▶ **What the task asks**
Count every line of the data that includes "image". State only the number.

── Dataset ──

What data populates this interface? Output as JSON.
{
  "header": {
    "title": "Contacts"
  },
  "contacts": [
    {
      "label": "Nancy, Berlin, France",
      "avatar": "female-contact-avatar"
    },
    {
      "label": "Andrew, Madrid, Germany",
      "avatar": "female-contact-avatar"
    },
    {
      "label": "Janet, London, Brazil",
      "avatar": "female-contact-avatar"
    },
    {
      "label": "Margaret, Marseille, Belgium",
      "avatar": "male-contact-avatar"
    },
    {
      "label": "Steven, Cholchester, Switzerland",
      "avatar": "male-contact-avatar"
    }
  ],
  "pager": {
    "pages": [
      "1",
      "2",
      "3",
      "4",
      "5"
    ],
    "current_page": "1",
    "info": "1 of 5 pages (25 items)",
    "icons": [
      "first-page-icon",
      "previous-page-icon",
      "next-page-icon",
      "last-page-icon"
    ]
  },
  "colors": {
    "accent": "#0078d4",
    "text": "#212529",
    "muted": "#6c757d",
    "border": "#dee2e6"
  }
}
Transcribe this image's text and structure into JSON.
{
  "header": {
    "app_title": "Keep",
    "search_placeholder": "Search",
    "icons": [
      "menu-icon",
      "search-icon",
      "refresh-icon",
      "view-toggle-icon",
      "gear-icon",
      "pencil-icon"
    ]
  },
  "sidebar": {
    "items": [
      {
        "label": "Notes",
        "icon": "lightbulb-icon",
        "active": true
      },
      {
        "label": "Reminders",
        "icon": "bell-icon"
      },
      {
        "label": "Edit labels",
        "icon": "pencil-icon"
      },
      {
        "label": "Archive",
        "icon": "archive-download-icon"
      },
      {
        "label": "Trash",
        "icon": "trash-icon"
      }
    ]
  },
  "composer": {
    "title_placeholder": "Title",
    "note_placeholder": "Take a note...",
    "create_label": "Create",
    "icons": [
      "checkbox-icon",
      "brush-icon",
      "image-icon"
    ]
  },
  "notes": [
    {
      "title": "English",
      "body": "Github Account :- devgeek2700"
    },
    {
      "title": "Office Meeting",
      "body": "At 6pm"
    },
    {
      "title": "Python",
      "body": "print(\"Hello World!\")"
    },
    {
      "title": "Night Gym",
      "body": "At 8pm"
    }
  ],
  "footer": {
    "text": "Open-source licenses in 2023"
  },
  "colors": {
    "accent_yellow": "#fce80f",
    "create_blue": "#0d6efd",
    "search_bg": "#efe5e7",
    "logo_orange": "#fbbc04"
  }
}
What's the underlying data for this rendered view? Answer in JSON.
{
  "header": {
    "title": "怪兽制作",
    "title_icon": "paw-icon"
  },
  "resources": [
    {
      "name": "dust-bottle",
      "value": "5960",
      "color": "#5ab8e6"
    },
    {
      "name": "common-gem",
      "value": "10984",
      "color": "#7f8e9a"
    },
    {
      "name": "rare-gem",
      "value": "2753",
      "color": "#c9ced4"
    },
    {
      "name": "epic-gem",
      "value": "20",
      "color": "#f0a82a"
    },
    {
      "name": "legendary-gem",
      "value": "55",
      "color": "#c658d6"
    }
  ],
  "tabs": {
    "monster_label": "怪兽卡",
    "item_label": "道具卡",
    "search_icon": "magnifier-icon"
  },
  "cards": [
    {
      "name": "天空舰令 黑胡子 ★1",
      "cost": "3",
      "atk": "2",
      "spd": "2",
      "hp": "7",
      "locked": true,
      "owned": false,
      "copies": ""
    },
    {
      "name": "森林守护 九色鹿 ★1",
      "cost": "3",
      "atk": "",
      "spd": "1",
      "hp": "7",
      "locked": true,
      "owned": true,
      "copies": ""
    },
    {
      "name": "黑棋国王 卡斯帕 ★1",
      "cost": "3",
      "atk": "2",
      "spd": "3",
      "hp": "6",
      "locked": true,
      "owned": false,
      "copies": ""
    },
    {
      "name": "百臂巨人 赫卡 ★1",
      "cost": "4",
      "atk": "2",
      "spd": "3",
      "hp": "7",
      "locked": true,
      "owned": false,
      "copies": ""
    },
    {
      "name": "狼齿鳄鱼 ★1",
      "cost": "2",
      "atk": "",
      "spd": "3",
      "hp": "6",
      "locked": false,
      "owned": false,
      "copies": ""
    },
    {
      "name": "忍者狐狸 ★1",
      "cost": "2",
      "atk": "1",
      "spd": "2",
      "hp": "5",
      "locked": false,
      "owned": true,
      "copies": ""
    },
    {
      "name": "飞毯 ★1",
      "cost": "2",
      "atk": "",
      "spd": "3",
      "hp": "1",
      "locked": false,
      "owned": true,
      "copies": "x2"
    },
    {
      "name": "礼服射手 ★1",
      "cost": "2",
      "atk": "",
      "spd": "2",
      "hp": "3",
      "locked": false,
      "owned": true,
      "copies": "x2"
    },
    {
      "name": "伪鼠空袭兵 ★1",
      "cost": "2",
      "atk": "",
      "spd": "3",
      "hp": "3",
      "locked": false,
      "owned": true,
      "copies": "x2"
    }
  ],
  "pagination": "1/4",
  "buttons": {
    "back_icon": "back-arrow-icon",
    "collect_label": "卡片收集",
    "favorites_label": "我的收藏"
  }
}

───

▶ **Solution**
2